  • 1000s: Corrosion Protection

  • 1200s: Cutting and Heating

  • 1300s/1500s: Surface Preparation

  • 1400s: Automotive Finishes

  • 1600s: Preparing the Finish Area

  • 1700s: Automotive Finishes

  • 1800s: Blending

  • 1900s: Preparing the Finish Area


Internship (3-day Minimum)

Level 3 

Certifications: I-CAR, SP/2, AC, Inspection, Emissions, First Aid, CPR

  • Safety

  • Structural Repair Damage Analysis

  • Straightening Structural Parts

  • Full or Partial Panel Replacement

  • Plastic Repair

  • Adhesive Repair Plastic

  • Movable Glass and Hardware

  • Stationary Glass Replacement

  • Estimating and Analysis

  • Damage Reports

  • Restraint Systems

  • Heating and AC

  • Electrical


  • 100s: Safety

  • 700s: Movable & Stationary Glass

  • 800s: Structural Repair

  • 900s: Structural Parts

  • 2000/2400s: Damage Report/Estimating

  • 2500s: Damage Reports

  • 2100s: Plastic Repair

  • 2200s: Restraints

What's Next?

Potential Career Pathways

* Salaries listed are PA state averages taken from and are accurate as of 2020.

Automotive Body and Related Repairers ($47,970)

Automotive Glass Installers and Repairers ($36,990)

Painters (Transportation Equipment) ($43,360)

Auto Service Technicians & Mechanics ($35,870)

Insurance Adjusters, Examiners & Investigators ($66,790)

Insurance Appraisers ($63,270)

...and many more

Post-Secondary Studies

*Some employment options may require additional study.
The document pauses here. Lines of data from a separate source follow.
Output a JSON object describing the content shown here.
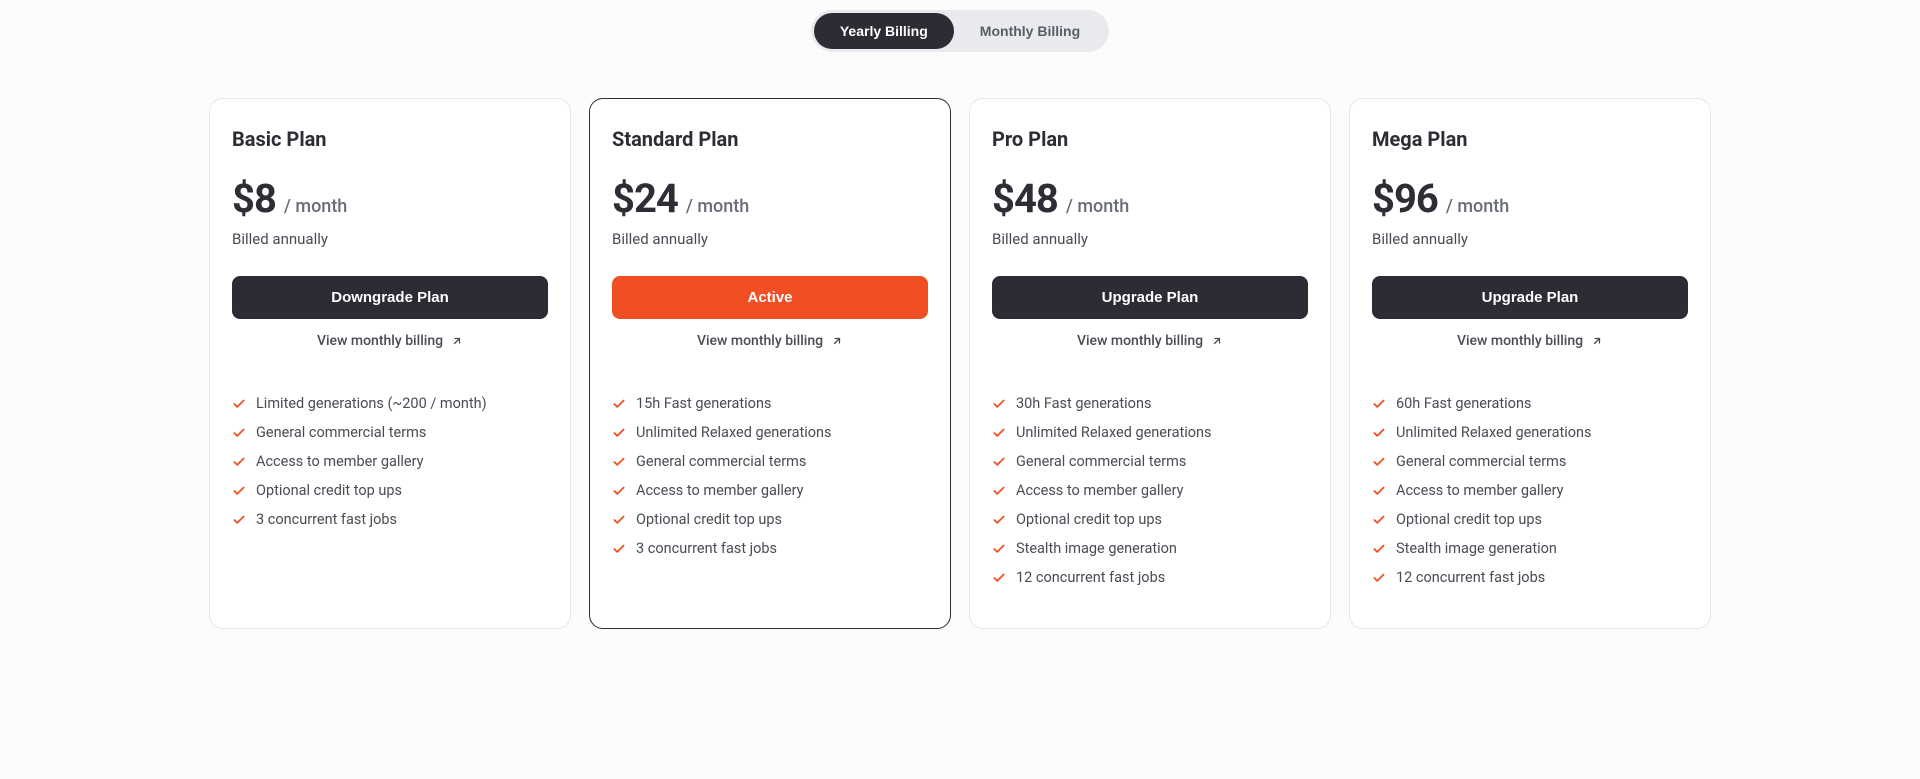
{
  "billing_toggle": {
    "yearly_label": "Yearly Billing",
    "monthly_label": "Monthly Billing",
    "active": "yearly"
  },
  "view_link_label": "View monthly billing",
  "plans": [
    {
      "name": "Basic Plan",
      "price": "$8",
      "period": "/ month",
      "note": "Billed annually",
      "cta_label": "Downgrade Plan",
      "cta_style": "dark",
      "current": false,
      "features": [
        "Limited generations (~200 / month)",
        "General commercial terms",
        "Access to member gallery",
        "Optional credit top ups",
        "3 concurrent fast jobs"
      ]
    },
    {
      "name": "Standard Plan",
      "price": "$24",
      "period": "/ month",
      "note": "Billed annually",
      "cta_label": "Active",
      "cta_style": "orange",
      "current": true,
      "features": [
        "15h Fast generations",
        "Unlimited Relaxed generations",
        "General commercial terms",
        "Access to member gallery",
        "Optional credit top ups",
        "3 concurrent fast jobs"
      ]
    },
    {
      "name": "Pro Plan",
      "price": "$48",
      "period": "/ month",
      "note": "Billed annually",
      "cta_label": "Upgrade Plan",
      "cta_style": "dark",
      "current": false,
      "features": [
        "30h Fast generations",
        "Unlimited Relaxed generations",
        "General commercial terms",
        "Access to member gallery",
        "Optional credit top ups",
        "Stealth image generation",
        "12 concurrent fast jobs"
      ]
    },
    {
      "name": "Mega Plan",
      "price": "$96",
      "period": "/ month",
      "note": "Billed annually",
      "cta_label": "Upgrade Plan",
      "cta_style": "dark",
      "current": false,
      "features": [
        "60h Fast generations",
        "Unlimited Relaxed generations",
        "General commercial terms",
        "Access to member gallery",
        "Optional credit top ups",
        "Stealth image generation",
        "12 concurrent fast jobs"
      ]
    }
  ]
}
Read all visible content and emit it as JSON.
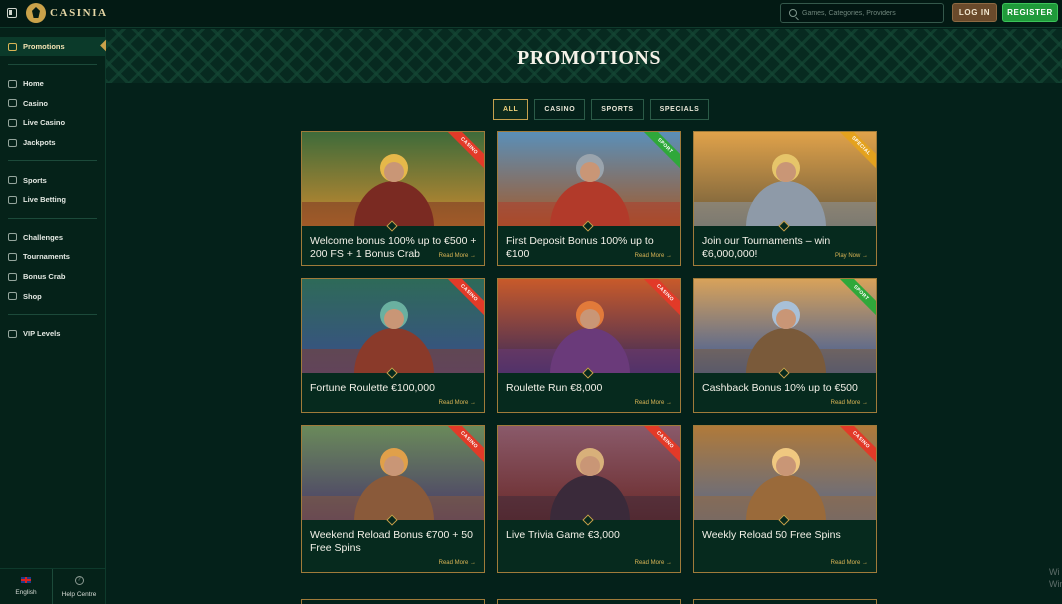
{
  "topbar": {
    "logo_text": "CASINIA",
    "search_placeholder": "Games, Categories, Providers",
    "login_label": "LOG IN",
    "register_label": "REGISTER"
  },
  "sidebar": {
    "active_item": "Promotions",
    "groups": [
      [
        "Home",
        "Casino",
        "Live Casino",
        "Jackpots"
      ],
      [
        "Sports",
        "Live Betting"
      ],
      [
        "Challenges",
        "Tournaments",
        "Bonus Crab",
        "Shop"
      ],
      [
        "VIP Levels"
      ]
    ],
    "footer": {
      "language": "English",
      "help": "Help Centre"
    }
  },
  "main": {
    "title": "PROMOTIONS",
    "filters": [
      "ALL",
      "CASINO",
      "SPORTS",
      "SPECIALS"
    ],
    "active_filter": "ALL"
  },
  "colors": {
    "casino": "#e23a28",
    "sport": "#2fa83a",
    "special": "#e4a21e",
    "gold": "#c9a04a"
  },
  "promotions": [
    {
      "title": "Welcome bonus 100% up to €500 + 200 FS + 1 Bonus Crab",
      "badge": "CASINO",
      "link": "Read More →"
    },
    {
      "title": "First Deposit Bonus 100% up to €100",
      "badge": "SPORT",
      "link": "Read More →"
    },
    {
      "title": "Join our Tournaments – win €6,000,000!",
      "badge": "SPECIAL",
      "link": "Play Now →"
    },
    {
      "title": "Fortune Roulette €100,000",
      "badge": "CASINO",
      "link": "Read More →"
    },
    {
      "title": "Roulette Run €8,000",
      "badge": "CASINO",
      "link": "Read More →"
    },
    {
      "title": "Cashback Bonus 10% up to €500",
      "badge": "SPORT",
      "link": "Read More →"
    },
    {
      "title": "Weekend Reload Bonus €700 + 50 Free Spins",
      "badge": "CASINO",
      "link": "Read More →"
    },
    {
      "title": "Live Trivia Game €3,000",
      "badge": "CASINO",
      "link": "Read More →"
    },
    {
      "title": "Weekly Reload 50 Free Spins",
      "badge": "CASINO",
      "link": "Read More →"
    }
  ],
  "watermark": {
    "line1": "Wi",
    "line2": "Win"
  }
}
Penn College: Automotive Restoration TechnologyCollision Repair TechnologyCollision Repair Technician

Thaddeus Stevens: Collision Repair Technology